“When you look at world travelers or global citizens such as Rupert Murdoch, who two weeks ago said access to high-speed broadband was a disgrace and that we’re being left behind and will pay for it-from me, you will find no argument,” said Sol Trujillo, CEO of Telstra (ASX: TLS), yesterday, bellyaching about Internet regulation in Australia.
There are worse places to be left behind, is our first reaction. Our second is that having a third-world telecommunications infrastructure is disgraceful, embarrassing, bad for business, and definitely not cool. Trujillo’s complaint is that the current regulatory regime would require Telstra to spend its own capital to build a high-speed broadband network. But then, by law, it would be required to share that network with its competitors at below market rental rates.
In what other business are you required to subsidize your competition? Trujillo would like the rules changed so that Telstra’s competitors have to pay more for access to networks that Telstra builds. “If you create the right kinds of incentives, customers get served; if you create bad policy or inefficient policy, you start creating limitations.”

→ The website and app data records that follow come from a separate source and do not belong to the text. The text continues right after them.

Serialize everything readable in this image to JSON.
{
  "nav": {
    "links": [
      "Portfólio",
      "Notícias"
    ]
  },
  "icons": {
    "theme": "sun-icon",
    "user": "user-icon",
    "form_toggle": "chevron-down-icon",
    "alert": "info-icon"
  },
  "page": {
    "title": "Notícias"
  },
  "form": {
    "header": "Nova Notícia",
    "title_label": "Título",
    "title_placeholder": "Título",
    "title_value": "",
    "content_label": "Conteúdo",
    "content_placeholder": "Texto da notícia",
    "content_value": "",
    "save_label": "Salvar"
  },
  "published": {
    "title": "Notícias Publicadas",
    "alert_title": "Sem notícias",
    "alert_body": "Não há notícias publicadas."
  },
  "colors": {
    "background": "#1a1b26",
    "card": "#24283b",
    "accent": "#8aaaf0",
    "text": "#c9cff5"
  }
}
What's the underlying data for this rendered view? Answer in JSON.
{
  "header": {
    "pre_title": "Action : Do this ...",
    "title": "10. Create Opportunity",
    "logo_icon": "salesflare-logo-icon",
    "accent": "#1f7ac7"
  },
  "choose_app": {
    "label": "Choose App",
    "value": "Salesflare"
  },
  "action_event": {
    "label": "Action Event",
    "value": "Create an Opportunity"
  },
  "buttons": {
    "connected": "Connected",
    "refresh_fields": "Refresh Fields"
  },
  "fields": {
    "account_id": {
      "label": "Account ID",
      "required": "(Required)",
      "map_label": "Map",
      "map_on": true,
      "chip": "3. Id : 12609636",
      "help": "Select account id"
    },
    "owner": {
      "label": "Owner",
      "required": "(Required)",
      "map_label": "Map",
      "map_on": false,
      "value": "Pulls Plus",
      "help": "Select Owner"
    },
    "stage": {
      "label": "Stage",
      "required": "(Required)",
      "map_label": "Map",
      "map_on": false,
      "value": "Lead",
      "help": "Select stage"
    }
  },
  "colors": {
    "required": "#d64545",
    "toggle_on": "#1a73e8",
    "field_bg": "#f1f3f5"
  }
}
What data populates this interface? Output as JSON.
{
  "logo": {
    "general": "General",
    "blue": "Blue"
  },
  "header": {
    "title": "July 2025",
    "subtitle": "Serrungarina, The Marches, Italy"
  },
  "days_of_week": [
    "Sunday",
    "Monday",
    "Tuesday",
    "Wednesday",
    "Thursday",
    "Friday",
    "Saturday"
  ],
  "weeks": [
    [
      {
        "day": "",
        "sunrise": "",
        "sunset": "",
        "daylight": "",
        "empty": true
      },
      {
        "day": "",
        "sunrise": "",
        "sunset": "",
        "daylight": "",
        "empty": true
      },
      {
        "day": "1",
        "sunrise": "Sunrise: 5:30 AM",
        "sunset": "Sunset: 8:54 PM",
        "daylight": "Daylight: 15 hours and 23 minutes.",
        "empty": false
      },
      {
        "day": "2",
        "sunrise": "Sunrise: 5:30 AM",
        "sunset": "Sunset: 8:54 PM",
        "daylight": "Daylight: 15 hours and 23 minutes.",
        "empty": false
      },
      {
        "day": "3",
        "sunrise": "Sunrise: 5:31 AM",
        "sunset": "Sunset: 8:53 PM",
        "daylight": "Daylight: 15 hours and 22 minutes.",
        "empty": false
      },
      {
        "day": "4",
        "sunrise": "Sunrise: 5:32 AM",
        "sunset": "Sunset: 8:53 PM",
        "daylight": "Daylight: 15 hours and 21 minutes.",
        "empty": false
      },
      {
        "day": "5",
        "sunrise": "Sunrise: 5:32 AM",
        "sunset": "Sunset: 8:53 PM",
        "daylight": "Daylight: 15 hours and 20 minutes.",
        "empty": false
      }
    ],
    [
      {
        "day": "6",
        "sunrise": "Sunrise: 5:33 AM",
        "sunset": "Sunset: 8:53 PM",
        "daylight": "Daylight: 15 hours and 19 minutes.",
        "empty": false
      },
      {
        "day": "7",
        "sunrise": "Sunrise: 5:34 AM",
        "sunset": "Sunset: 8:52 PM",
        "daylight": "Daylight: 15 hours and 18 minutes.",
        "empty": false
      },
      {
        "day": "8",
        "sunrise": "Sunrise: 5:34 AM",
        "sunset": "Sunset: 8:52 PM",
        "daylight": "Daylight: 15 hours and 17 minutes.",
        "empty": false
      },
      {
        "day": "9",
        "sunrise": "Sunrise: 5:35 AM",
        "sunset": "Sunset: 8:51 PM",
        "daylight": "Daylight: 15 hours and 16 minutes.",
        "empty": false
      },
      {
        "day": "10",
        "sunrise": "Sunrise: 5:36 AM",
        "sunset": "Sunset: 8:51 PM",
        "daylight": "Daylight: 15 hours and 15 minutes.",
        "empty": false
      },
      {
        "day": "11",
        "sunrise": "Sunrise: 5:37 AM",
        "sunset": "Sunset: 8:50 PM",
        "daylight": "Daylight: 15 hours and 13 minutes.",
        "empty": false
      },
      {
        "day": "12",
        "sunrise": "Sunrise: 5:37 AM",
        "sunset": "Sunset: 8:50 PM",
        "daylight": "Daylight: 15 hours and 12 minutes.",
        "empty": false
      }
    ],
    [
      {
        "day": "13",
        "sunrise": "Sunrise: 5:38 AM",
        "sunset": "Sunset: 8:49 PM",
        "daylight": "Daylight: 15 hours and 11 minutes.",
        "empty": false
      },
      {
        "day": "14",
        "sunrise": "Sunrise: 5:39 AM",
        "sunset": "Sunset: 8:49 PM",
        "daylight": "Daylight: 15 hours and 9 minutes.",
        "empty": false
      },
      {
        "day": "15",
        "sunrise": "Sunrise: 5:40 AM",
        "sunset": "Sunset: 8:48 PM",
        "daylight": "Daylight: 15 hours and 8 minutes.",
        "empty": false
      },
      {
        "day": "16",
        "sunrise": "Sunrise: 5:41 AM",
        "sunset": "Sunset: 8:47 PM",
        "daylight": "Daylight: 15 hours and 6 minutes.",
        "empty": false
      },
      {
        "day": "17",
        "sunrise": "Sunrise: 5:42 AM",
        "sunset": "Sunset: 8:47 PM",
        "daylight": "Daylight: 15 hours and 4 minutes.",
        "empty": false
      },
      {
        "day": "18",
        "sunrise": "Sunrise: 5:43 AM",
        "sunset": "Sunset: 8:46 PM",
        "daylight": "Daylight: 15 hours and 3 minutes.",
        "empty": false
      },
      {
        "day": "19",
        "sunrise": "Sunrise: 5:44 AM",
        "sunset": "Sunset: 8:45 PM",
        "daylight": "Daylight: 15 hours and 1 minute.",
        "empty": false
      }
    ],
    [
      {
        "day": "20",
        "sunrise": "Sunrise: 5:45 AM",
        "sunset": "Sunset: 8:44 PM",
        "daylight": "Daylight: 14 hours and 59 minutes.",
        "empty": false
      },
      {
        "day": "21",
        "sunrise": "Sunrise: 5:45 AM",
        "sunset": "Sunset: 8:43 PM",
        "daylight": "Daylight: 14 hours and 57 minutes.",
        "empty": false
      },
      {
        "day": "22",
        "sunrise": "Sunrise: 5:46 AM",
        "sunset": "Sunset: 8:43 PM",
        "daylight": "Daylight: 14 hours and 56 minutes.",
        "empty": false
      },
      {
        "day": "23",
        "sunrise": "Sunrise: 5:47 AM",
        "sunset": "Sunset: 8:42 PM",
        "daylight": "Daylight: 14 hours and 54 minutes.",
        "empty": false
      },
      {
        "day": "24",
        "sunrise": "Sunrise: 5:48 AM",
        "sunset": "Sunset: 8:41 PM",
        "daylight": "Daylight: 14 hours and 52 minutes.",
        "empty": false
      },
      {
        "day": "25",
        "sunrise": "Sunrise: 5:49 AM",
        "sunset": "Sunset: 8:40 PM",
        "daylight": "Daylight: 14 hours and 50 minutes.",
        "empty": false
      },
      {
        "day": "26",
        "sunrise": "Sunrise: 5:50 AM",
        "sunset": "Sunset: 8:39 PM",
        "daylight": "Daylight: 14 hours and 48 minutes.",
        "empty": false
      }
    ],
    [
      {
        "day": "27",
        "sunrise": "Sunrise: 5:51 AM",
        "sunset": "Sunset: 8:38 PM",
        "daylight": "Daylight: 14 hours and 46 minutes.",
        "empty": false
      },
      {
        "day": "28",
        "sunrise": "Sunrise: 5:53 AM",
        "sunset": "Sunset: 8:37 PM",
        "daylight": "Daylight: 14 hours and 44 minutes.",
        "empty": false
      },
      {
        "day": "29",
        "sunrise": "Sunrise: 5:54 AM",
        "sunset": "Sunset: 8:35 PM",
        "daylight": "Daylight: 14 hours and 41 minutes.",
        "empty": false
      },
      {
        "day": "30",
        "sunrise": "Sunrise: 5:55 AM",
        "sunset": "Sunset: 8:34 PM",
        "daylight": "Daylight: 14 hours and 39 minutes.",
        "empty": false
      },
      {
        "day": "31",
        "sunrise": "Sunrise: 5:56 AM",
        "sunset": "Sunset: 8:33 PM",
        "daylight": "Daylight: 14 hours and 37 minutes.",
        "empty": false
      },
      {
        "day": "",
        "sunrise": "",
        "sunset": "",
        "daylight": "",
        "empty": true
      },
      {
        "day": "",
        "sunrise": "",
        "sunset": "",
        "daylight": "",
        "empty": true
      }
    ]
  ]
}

If you create a legal monopoly, we ad, the customer usually gets screwed. Telstra has no incentive to improve its network or its customer service because it enjoys a government-sponsored stranglehold on the backbone of the broad-band network. Until that changes, we will all be forced to wait longer that we should have to watch pirated television programming on YouTube. What a disgrace.